Greig has taught extensively in the UK, delivering GCSE, A-Level and BTEC workshops for Richard Alston Dance Company, The Featherstonehaughs and Adventures in Motion Pictures. In 2001 he worked with Random Dance Company’s production, digit01, and was later invited to be guest speaker for the London Arts Board, Dance and Technology conference. He has subsequently delivered many dance and animation workshops to schools across the UK.

In 2001, Greig set up and delivered the Hurricane boys project at The Place, London, to encourage young boys to dance. Hurricane has been running for 10 years. Greig has also been a member of staff for London Contemporary Dance School’s Centre for Advanced Training and spent time as Rehearsal Director for their youth performance company, Shift.




How did you come to be a performer?

I started dancing at a very early age, probably when I was about 5. The story goes, I climbed into my sisters tap shoes and said I wanted to do that! It kind of continued from there. I joined a local dance school, it was called South East Theatre School, and by the time I was about 8 or 9, I joined the Associates of the Royal Ballet. I kept going to the local dance school. When I was about 15, I got taken to London Contemporary Dance Theatre and I was blown away. The situation was very different back then, you had to apply for grants. I auditioned for LCDS. Went to The Place when I was 16, studied there for 4 years, did my post grad and then it all began….


How do you prepare before a performance?

Food is really important for me. Getting the timing of my belly is really important. Eating about an hour and a half to two hours before is ideal. Having food in the system ready to burn. That’s part of the process. About an hour before, I like to get into the theatre to warm up. If there are any demands of the show… costume, make up. It often involves a bit of focused yoga and chatting to other performers. If you’re doing duets, it helps to do something with that person to connect.


How do you feel when you perform?

It shifts and changes. You can feel emotional, calm, anxious, focused… how do I feel?… Excited.


How does performing outside feel compared to inside?

I’ll let you know. I’ve performed mainly inside, so this will be my first time performing outside. I’ve done inside site specific, in a warehouse. I think it’s going to shift around. There is a freedom of being outside of the box. The box being the theatre. Interacting with the audience in a different way. I’m really looking forward to exploring how it changes and how it influences you psychologically and physically, because I think it can do that.


If you weren’t a performer, what would you like to do?
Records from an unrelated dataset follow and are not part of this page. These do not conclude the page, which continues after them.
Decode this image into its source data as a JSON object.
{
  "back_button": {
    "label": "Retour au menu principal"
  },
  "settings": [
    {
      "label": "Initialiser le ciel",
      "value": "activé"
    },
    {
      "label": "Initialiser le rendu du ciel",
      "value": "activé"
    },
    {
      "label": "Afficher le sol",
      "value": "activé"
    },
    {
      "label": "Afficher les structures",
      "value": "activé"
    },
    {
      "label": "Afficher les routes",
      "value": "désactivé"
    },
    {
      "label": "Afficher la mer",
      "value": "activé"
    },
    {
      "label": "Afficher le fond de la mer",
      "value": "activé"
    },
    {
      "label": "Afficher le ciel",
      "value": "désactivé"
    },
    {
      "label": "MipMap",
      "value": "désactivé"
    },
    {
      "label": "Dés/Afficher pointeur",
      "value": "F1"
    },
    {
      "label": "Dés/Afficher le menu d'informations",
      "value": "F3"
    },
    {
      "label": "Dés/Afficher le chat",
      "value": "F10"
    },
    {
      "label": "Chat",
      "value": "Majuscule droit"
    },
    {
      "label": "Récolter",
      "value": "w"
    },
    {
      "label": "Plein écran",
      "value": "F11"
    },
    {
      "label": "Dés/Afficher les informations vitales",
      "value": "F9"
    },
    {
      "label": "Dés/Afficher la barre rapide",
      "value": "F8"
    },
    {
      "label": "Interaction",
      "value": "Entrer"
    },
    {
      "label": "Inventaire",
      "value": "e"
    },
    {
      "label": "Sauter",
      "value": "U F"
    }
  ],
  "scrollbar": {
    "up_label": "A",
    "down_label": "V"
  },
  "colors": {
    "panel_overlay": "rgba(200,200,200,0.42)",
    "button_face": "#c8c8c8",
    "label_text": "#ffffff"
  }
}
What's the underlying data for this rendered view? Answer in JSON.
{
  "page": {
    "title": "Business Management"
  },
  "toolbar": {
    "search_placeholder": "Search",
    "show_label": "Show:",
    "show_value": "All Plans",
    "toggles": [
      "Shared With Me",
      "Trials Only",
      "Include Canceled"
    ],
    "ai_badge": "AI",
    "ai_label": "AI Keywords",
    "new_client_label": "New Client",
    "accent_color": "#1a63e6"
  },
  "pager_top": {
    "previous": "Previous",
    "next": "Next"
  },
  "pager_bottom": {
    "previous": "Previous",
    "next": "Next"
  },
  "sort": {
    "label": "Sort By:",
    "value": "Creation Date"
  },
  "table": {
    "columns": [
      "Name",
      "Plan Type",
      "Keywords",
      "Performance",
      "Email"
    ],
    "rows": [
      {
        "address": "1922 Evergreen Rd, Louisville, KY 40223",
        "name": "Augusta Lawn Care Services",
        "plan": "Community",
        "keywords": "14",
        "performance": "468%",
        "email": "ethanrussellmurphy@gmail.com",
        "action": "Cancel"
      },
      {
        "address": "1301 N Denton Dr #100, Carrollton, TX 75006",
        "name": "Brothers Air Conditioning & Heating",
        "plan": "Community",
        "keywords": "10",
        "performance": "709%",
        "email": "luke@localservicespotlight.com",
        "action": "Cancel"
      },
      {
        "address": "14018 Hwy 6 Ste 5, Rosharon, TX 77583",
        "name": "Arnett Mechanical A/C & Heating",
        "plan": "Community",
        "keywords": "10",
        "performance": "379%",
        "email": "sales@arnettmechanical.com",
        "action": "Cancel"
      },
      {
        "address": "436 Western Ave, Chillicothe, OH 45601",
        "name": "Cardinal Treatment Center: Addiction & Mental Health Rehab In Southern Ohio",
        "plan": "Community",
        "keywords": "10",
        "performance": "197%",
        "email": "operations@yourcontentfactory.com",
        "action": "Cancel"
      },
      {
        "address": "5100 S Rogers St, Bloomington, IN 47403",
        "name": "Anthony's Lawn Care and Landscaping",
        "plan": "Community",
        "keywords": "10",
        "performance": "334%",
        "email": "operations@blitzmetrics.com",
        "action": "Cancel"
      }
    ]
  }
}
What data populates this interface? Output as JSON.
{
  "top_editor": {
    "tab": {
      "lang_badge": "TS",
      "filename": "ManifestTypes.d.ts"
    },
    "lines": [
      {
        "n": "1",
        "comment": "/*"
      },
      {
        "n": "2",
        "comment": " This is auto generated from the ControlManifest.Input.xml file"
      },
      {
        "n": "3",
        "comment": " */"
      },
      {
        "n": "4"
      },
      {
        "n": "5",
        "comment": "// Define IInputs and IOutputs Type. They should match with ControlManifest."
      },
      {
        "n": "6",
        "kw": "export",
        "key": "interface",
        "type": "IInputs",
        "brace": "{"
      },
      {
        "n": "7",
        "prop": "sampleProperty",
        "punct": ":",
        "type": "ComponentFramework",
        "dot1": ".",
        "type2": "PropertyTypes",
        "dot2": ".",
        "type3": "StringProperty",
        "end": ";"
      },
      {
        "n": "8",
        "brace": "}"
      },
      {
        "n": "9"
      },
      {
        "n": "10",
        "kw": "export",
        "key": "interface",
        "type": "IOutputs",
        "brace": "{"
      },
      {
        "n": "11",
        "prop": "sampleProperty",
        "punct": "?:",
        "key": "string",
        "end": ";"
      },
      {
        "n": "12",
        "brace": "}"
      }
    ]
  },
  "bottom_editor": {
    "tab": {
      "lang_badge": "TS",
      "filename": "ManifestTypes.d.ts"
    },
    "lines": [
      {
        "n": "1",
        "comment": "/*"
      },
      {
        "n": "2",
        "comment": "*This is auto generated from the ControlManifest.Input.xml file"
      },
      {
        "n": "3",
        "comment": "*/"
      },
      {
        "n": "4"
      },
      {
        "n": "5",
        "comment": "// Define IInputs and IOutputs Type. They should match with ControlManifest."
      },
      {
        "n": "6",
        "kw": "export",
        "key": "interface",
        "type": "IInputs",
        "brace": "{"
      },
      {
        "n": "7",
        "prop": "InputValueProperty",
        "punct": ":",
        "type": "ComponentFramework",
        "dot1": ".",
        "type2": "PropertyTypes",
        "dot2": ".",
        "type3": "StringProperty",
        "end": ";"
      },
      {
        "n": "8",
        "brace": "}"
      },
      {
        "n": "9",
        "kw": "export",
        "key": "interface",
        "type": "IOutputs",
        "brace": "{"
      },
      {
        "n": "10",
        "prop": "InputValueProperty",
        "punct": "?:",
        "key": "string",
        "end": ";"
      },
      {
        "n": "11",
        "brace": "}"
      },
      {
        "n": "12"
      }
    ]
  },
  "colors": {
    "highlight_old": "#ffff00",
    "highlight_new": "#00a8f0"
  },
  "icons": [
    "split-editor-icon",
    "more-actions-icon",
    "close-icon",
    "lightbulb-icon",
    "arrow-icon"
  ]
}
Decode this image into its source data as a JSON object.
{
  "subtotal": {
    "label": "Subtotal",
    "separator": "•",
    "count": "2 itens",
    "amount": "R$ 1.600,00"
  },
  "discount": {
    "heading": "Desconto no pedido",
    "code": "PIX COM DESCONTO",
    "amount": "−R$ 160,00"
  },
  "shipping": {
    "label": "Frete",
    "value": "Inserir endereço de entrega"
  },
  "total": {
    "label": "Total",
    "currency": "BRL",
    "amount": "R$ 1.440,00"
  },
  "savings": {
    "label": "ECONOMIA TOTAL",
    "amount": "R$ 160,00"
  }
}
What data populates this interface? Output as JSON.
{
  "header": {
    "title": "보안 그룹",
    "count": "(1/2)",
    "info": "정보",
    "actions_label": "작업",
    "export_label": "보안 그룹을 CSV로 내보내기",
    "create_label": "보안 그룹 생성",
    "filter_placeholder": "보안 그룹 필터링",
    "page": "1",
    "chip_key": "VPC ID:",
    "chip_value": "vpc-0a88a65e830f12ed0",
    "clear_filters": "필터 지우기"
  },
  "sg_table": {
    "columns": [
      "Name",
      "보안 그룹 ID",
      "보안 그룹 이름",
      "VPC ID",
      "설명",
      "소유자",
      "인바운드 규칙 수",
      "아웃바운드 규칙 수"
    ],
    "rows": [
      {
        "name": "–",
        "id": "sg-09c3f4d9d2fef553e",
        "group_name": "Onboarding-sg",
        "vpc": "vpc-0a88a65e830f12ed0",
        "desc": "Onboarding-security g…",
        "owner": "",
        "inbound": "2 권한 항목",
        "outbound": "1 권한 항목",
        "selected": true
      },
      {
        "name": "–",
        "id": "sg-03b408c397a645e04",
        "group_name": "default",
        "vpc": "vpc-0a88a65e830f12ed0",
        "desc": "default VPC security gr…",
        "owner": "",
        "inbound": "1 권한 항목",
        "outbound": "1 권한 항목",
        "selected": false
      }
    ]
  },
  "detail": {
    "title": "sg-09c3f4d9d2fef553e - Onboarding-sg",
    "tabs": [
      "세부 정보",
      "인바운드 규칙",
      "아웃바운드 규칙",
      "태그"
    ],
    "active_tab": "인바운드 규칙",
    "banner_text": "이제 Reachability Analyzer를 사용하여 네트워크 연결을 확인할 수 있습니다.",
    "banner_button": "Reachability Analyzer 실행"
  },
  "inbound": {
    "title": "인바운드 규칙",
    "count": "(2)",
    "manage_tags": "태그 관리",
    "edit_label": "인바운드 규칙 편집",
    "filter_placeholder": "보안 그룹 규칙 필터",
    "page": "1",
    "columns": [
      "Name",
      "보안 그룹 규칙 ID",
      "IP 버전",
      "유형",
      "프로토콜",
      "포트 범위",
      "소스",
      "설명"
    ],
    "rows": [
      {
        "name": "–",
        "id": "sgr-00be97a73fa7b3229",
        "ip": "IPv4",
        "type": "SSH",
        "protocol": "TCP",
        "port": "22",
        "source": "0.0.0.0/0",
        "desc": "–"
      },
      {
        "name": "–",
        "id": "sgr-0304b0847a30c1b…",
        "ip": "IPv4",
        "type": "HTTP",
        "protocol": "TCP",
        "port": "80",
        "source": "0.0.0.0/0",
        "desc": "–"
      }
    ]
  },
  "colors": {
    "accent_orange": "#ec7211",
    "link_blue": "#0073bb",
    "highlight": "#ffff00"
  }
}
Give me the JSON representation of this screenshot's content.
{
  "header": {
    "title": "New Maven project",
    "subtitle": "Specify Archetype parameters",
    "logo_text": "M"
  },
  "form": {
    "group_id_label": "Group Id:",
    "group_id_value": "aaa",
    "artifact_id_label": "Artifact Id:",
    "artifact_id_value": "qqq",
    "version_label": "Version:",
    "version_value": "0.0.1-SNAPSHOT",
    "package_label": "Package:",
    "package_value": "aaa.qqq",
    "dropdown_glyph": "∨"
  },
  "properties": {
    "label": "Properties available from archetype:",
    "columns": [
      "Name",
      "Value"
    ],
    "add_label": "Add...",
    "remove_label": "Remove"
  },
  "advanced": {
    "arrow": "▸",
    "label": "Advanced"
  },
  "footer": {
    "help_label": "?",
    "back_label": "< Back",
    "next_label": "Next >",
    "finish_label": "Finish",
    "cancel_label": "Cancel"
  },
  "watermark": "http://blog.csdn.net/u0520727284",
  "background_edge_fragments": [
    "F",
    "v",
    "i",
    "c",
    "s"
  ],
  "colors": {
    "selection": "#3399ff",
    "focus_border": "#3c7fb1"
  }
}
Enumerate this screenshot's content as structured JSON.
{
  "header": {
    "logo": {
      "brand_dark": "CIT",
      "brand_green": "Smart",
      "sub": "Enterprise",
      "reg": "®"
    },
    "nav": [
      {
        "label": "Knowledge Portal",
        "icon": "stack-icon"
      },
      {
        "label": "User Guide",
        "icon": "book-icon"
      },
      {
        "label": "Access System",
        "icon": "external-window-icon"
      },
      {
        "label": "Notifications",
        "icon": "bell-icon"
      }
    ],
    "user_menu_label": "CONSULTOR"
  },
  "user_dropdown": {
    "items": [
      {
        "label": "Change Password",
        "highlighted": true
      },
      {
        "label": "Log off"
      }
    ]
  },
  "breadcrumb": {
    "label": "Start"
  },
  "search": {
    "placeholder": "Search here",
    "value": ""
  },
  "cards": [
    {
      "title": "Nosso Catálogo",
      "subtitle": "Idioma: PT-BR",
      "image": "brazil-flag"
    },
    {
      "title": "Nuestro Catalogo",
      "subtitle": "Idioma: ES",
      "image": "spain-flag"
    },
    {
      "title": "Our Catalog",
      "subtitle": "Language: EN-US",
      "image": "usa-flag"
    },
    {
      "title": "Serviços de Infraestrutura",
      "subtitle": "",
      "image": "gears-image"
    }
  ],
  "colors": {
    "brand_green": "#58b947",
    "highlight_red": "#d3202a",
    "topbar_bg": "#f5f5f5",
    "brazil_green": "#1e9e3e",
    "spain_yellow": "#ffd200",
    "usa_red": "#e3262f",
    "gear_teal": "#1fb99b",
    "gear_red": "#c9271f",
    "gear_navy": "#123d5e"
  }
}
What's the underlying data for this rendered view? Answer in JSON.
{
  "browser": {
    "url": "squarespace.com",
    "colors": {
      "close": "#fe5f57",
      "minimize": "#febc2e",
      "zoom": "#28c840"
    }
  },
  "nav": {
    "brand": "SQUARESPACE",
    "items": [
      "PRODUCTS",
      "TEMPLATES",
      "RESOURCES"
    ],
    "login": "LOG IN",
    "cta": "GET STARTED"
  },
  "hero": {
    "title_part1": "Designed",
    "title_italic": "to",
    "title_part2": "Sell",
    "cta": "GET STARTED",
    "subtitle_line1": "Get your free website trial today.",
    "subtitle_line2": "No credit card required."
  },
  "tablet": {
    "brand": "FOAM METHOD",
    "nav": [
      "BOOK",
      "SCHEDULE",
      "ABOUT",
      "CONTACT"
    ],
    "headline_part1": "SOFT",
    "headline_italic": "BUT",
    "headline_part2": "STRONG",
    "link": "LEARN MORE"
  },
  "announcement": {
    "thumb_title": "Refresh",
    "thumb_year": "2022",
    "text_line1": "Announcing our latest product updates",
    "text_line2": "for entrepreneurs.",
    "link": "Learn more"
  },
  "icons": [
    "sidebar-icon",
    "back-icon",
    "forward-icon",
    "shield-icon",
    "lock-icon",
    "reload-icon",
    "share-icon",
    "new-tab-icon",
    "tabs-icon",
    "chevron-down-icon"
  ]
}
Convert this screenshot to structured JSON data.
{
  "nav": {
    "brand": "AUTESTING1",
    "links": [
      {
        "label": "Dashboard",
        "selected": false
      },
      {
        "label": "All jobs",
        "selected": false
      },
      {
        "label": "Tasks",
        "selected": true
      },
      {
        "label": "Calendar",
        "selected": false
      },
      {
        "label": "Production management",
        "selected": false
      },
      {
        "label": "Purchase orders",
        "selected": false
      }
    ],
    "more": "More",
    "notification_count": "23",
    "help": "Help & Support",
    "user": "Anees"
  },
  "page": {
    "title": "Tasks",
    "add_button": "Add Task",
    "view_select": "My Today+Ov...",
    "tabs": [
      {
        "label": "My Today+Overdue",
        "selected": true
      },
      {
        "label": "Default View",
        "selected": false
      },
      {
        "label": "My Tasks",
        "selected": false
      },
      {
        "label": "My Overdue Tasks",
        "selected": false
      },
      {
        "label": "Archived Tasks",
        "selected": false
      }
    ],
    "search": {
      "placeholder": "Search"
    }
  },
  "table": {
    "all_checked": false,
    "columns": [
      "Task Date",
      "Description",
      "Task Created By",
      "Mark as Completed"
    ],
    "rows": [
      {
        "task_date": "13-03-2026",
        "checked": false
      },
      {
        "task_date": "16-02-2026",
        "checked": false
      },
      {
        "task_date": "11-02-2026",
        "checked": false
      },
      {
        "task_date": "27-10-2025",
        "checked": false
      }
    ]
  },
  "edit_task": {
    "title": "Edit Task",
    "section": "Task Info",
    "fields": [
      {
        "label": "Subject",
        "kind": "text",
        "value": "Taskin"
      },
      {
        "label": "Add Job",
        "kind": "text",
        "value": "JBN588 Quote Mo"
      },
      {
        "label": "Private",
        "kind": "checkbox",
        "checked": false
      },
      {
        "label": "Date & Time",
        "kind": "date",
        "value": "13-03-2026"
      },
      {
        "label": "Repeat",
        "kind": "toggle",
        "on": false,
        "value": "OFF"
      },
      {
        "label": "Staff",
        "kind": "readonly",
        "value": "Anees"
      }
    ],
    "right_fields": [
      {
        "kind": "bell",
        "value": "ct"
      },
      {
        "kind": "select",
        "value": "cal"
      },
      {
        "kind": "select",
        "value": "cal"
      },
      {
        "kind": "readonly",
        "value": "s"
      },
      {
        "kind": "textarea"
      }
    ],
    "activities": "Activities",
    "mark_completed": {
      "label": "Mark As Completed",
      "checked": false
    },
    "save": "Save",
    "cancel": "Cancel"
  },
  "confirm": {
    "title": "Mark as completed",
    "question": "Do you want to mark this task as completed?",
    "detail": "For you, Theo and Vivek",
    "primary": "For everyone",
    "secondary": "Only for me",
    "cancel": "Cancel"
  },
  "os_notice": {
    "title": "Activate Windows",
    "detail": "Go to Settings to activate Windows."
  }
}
I do run a website business on the side and I enjoy the focus of it. But if I had a choice of anything, I definitely like to work with animals in some way. I’ve been watching Attenborough documentaries. Working with film and animals in some way. Otherwise the law. I’ve always been interested in the justice system. That seems so serious, not very creative. There’s something about it I’ve always been intrigued or fascinated.


What do you like to do on your day off?

Depends. I will spend time with my son. Make him breakfast, talk about what we are going to do for the day and spend time with him. Or I lie in, make coffee, get back in bed, do the crossword. Go for walk, get fresh bread, that kind of thing.